October 15, 2015 - A new study from the University of Miami (UM) Rosenstiel School of Marine and Atmospheric Science (RSMAS) challenges the prevailing wisdom by identifying the atmosphere as the driver of a decades-long climate variation known as the Atlantic Multi-decadal Oscillation (AMO). The findings offer new insight on the causes and predictability of natural climate variations, which are known to cause wide-ranging global weather impacts, including increased rainfall, drought, and greater hurricane frequency in many parts of the Atlantic basin. For decades, research on climate variations in the Atlantic has focused almost exclusively on the role of ocean circulation as the main driver, specifically the Atlantic Meridional Overturning Circulation, which carries warm water north in the upper layers of the ocean and cold water south in lower layers like a large conveyor belt.
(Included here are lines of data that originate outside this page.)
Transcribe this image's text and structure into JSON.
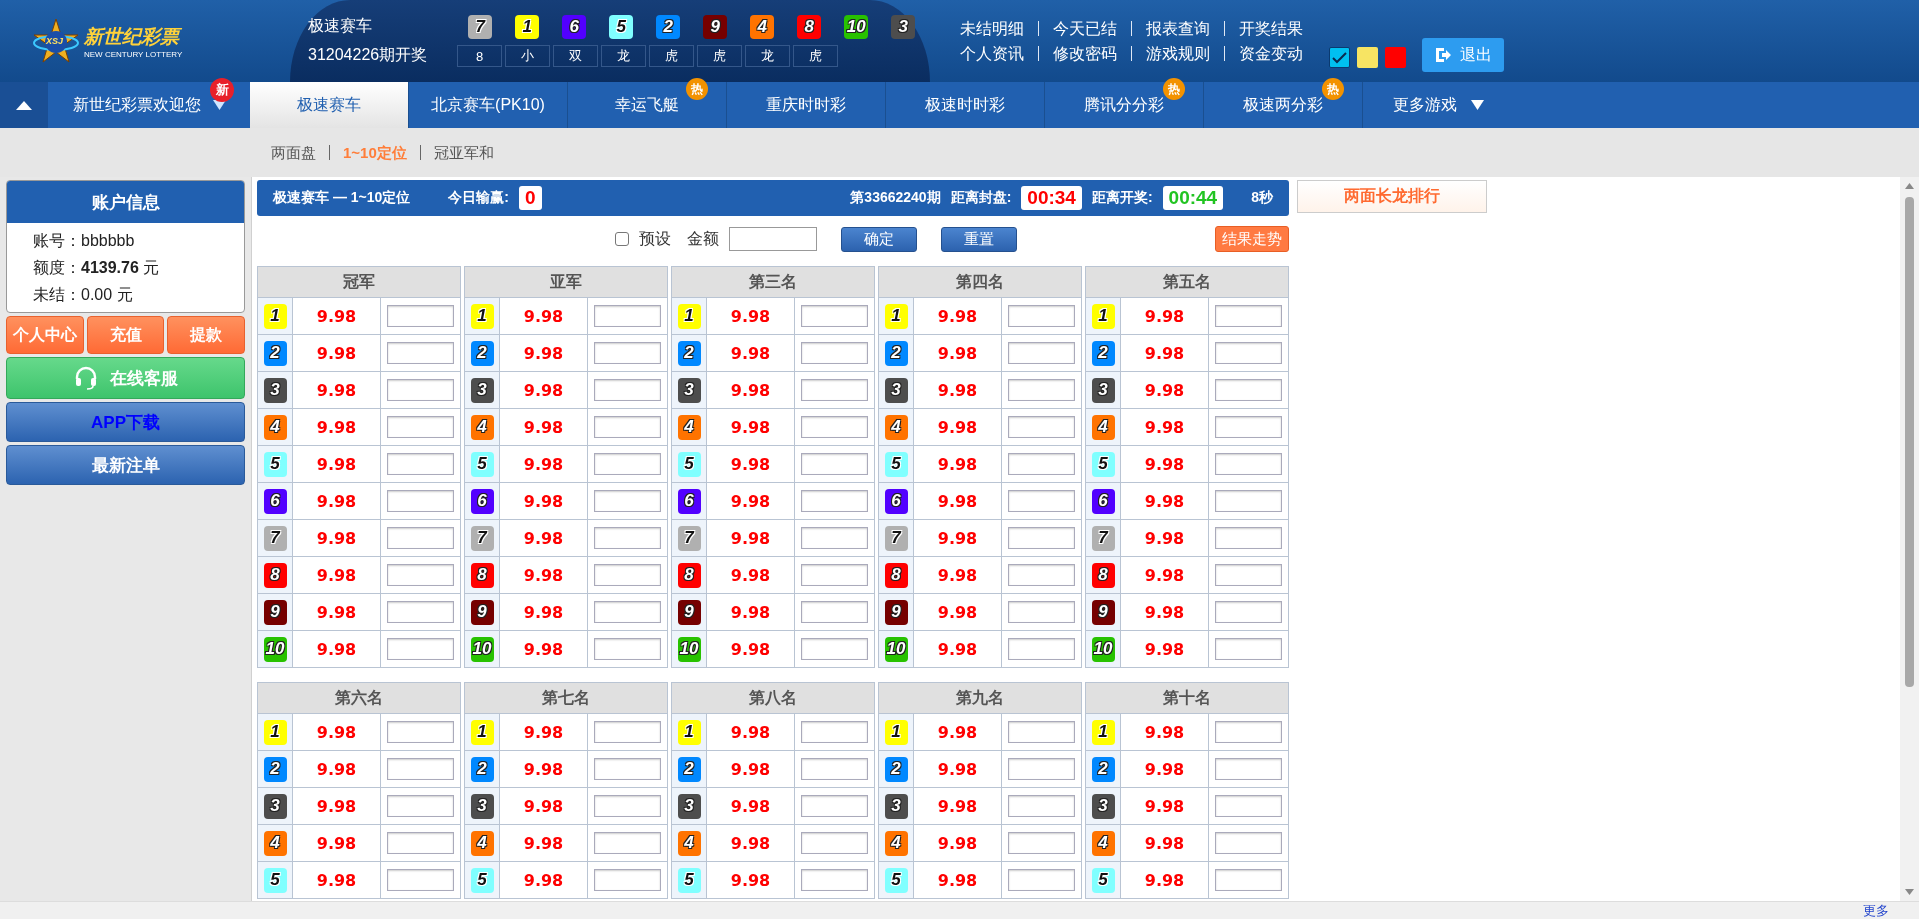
{
  "logo": {
    "name": "新世纪彩票",
    "subtitle": "NEW CENTURY LOTTERY",
    "badge": "XSJ"
  },
  "draw": {
    "game": "极速赛车",
    "period": "31204226期开奖",
    "balls": [
      {
        "number": "7",
        "color": "#b0b0b0"
      },
      {
        "number": "1",
        "color": "#ffff00"
      },
      {
        "number": "6",
        "color": "#5200ff"
      },
      {
        "number": "5",
        "color": "#80ffff"
      },
      {
        "number": "2",
        "color": "#0088ff"
      },
      {
        "number": "9",
        "color": "#760000"
      },
      {
        "number": "4",
        "color": "#ff7300"
      },
      {
        "number": "8",
        "color": "#ff0000"
      },
      {
        "number": "10",
        "color": "#28c200"
      },
      {
        "number": "3",
        "color": "#4d4d4d"
      }
    ],
    "stats": [
      "8",
      "小",
      "双",
      "龙",
      "虎",
      "虎",
      "龙",
      "虎"
    ]
  },
  "top_links": [
    [
      "未结明细",
      "今天已结",
      "报表查询",
      "开奖结果"
    ],
    [
      "个人资讯",
      "修改密码",
      "游戏规则",
      "资金变动"
    ]
  ],
  "themes": [
    {
      "color": "#00c0f0",
      "selected": true
    },
    {
      "color": "#f7e463",
      "selected": false
    },
    {
      "color": "#ff0000",
      "selected": false
    }
  ],
  "logout": "退出",
  "nav": {
    "welcome": "新世纪彩票欢迎您",
    "welcome_badge": "新",
    "more": "更多游戏",
    "tabs": [
      {
        "label": "极速赛车",
        "selected": true
      },
      {
        "label": "北京赛车(PK10)",
        "selected": false
      },
      {
        "label": "幸运飞艇",
        "selected": false,
        "badge": "热"
      },
      {
        "label": "重庆时时彩",
        "selected": false
      },
      {
        "label": "极速时时彩",
        "selected": false
      },
      {
        "label": "腾讯分分彩",
        "selected": false,
        "badge": "热"
      },
      {
        "label": "极速两分彩",
        "selected": false,
        "badge": "热"
      }
    ]
  },
  "sub_tabs": [
    {
      "label": "两面盘",
      "selected": false
    },
    {
      "label": "1~10定位",
      "selected": true
    },
    {
      "label": "冠亚军和",
      "selected": false
    }
  ],
  "account": {
    "title": "账户信息",
    "fields": [
      {
        "label": "账号：",
        "value": "bbbbbb",
        "bold": false
      },
      {
        "label": "额度：",
        "value": "4139.76",
        "unit": "元",
        "bold": true
      },
      {
        "label": "未结：",
        "value": "0.00",
        "unit": "元",
        "bold": false
      }
    ]
  },
  "quick_actions": [
    "个人中心",
    "充值",
    "提款"
  ],
  "side_buttons": [
    {
      "label": "在线客服",
      "kind": "service"
    },
    {
      "label": "APP下载",
      "kind": "download"
    },
    {
      "label": "最新注单",
      "kind": "plain"
    }
  ],
  "bet_header": {
    "title": "极速赛车 — 1~10定位",
    "profit_label": "今日输赢:",
    "profit": "0",
    "period": "第33662240期",
    "close_label": "距离封盘:",
    "close_time": "00:34",
    "open_label": "距离开奖:",
    "open_time": "00:44",
    "seconds": "8秒"
  },
  "ranking_link": "两面长龙排行",
  "controls": {
    "preset_label": "预设",
    "preset_checked": false,
    "amount_label": "金额",
    "confirm": "确定",
    "reset": "重置",
    "trend": "结果走势"
  },
  "groups": [
    {
      "title": "冠军",
      "rows": [
        {
          "number": "1",
          "color": "#ffff00",
          "odds": "9.98"
        },
        {
          "number": "2",
          "color": "#0088ff",
          "odds": "9.98"
        },
        {
          "number": "3",
          "color": "#4d4d4d",
          "odds": "9.98"
        },
        {
          "number": "4",
          "color": "#ff7300",
          "odds": "9.98"
        },
        {
          "number": "5",
          "color": "#80ffff",
          "odds": "9.98"
        },
        {
          "number": "6",
          "color": "#5200ff",
          "odds": "9.98"
        },
        {
          "number": "7",
          "color": "#b0b0b0",
          "odds": "9.98"
        },
        {
          "number": "8",
          "color": "#ff0000",
          "odds": "9.98"
        },
        {
          "number": "9",
          "color": "#760000",
          "odds": "9.98"
        },
        {
          "number": "10",
          "color": "#28c200",
          "odds": "9.98"
        }
      ]
    },
    {
      "title": "亚军",
      "rows": [
        {
          "number": "1",
          "color": "#ffff00",
          "odds": "9.98"
        },
        {
          "number": "2",
          "color": "#0088ff",
          "odds": "9.98"
        },
        {
          "number": "3",
          "color": "#4d4d4d",
          "odds": "9.98"
        },
        {
          "number": "4",
          "color": "#ff7300",
          "odds": "9.98"
        },
        {
          "number": "5",
          "color": "#80ffff",
          "odds": "9.98"
        },
        {
          "number": "6",
          "color": "#5200ff",
          "odds": "9.98"
        },
        {
          "number": "7",
          "color": "#b0b0b0",
          "odds": "9.98"
        },
        {
          "number": "8",
          "color": "#ff0000",
          "odds": "9.98"
        },
        {
          "number": "9",
          "color": "#760000",
          "odds": "9.98"
        },
        {
          "number": "10",
          "color": "#28c200",
          "odds": "9.98"
        }
      ]
    },
    {
      "title": "第三名",
      "rows": [
        {
          "number": "1",
          "color": "#ffff00",
          "odds": "9.98"
        },
        {
          "number": "2",
          "color": "#0088ff",
          "odds": "9.98"
        },
        {
          "number": "3",
          "color": "#4d4d4d",
          "odds": "9.98"
        },
        {
          "number": "4",
          "color": "#ff7300",
          "odds": "9.98"
        },
        {
          "number": "5",
          "color": "#80ffff",
          "odds": "9.98"
        },
        {
          "number": "6",
          "color": "#5200ff",
          "odds": "9.98"
        },
        {
          "number": "7",
          "color": "#b0b0b0",
          "odds": "9.98"
        },
        {
          "number": "8",
          "color": "#ff0000",
          "odds": "9.98"
        },
        {
          "number": "9",
          "color": "#760000",
          "odds": "9.98"
        },
        {
          "number": "10",
          "color": "#28c200",
          "odds": "9.98"
        }
      ]
    },
    {
      "title": "第四名",
      "rows": [
        {
          "number": "1",
          "color": "#ffff00",
          "odds": "9.98"
        },
        {
          "number": "2",
          "color": "#0088ff",
          "odds": "9.98"
        },
        {
          "number": "3",
          "color": "#4d4d4d",
          "odds": "9.98"
        },
        {
          "number": "4",
          "color": "#ff7300",
          "odds": "9.98"
        },
        {
          "number": "5",
          "color": "#80ffff",
          "odds": "9.98"
        },
        {
          "number": "6",
          "color": "#5200ff",
          "odds": "9.98"
        },
        {
          "number": "7",
          "color": "#b0b0b0",
          "odds": "9.98"
        },
        {
          "number": "8",
          "color": "#ff0000",
          "odds": "9.98"
        },
        {
          "number": "9",
          "color": "#760000",
          "odds": "9.98"
        },
        {
          "number": "10",
          "color": "#28c200",
          "odds": "9.98"
        }
      ]
    },
    {
      "title": "第五名",
      "rows": [
        {
          "number": "1",
          "color": "#ffff00",
          "odds": "9.98"
        },
        {
          "number": "2",
          "color": "#0088ff",
          "odds": "9.98"
        },
        {
          "number": "3",
          "color": "#4d4d4d",
          "odds": "9.98"
        },
        {
          "number": "4",
          "color": "#ff7300",
          "odds": "9.98"
        },
        {
          "number": "5",
          "color": "#80ffff",
          "odds": "9.98"
        },
        {
          "number": "6",
          "color": "#5200ff",
          "odds": "9.98"
        },
        {
          "number": "7",
          "color": "#b0b0b0",
          "odds": "9.98"
        },
        {
          "number": "8",
          "color": "#ff0000",
          "odds": "9.98"
        },
        {
          "number": "9",
          "color": "#760000",
          "odds": "9.98"
        },
        {
          "number": "10",
          "color": "#28c200",
          "odds": "9.98"
        }
      ]
    },
    {
      "title": "第六名",
      "rows": [
        {
          "number": "1",
          "color": "#ffff00",
          "odds": "9.98"
        },
        {
          "number": "2",
          "color": "#0088ff",
          "odds": "9.98"
        },
        {
          "number": "3",
          "color": "#4d4d4d",
          "odds": "9.98"
        },
        {
          "number": "4",
          "color": "#ff7300",
          "odds": "9.98"
        },
        {
          "number": "5",
          "color": "#80ffff",
          "odds": "9.98"
        }
      ]
    },
    {
      "title": "第七名",
      "rows": [
        {
          "number": "1",
          "color": "#ffff00",
          "odds": "9.98"
        },
        {
          "number": "2",
          "color": "#0088ff",
          "odds": "9.98"
        },
        {
          "number": "3",
          "color": "#4d4d4d",
          "odds": "9.98"
        },
        {
          "number": "4",
          "color": "#ff7300",
          "odds": "9.98"
        },
        {
          "number": "5",
          "color": "#80ffff",
          "odds": "9.98"
        }
      ]
    },
    {
      "title": "第八名",
      "rows": [
        {
          "number": "1",
          "color": "#ffff00",
          "odds": "9.98"
        },
        {
          "number": "2",
          "color": "#0088ff",
          "odds": "9.98"
        },
        {
          "number": "3",
          "color": "#4d4d4d",
          "odds": "9.98"
        },
        {
          "number": "4",
          "color": "#ff7300",
          "odds": "9.98"
        },
        {
          "number": "5",
          "color": "#80ffff",
          "odds": "9.98"
        }
      ]
    },
    {
      "title": "第九名",
      "rows": [
        {
          "number": "1",
          "color": "#ffff00",
          "odds": "9.98"
        },
        {
          "number": "2",
          "color": "#0088ff",
          "odds": "9.98"
        },
        {
          "number": "3",
          "color": "#4d4d4d",
          "odds": "9.98"
        },
        {
          "number": "4",
          "color": "#ff7300",
          "odds": "9.98"
        },
        {
          "number": "5",
          "color": "#80ffff",
          "odds": "9.98"
        }
      ]
    },
    {
      "title": "第十名",
      "rows": [
        {
          "number": "1",
          "color": "#ffff00",
          "odds": "9.98"
        },
        {
          "number": "2",
          "color": "#0088ff",
          "odds": "9.98"
        },
        {
          "number": "3",
          "color": "#4d4d4d",
          "odds": "9.98"
        },
        {
          "number": "4",
          "color": "#ff7300",
          "odds": "9.98"
        },
        {
          "number": "5",
          "color": "#80ffff",
          "odds": "9.98"
        }
      ]
    }
  ],
  "footer_link": "更多"
}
“The idea of the ocean as the driver has been a powerful one.” said UM Rosenstiel School Professor Amy Clement, the lead author on the study. We used computer models in a new way to test this idea, and find that in fact there is a lot that can be explained without the ocean circulation.”
UM RSAMS News Release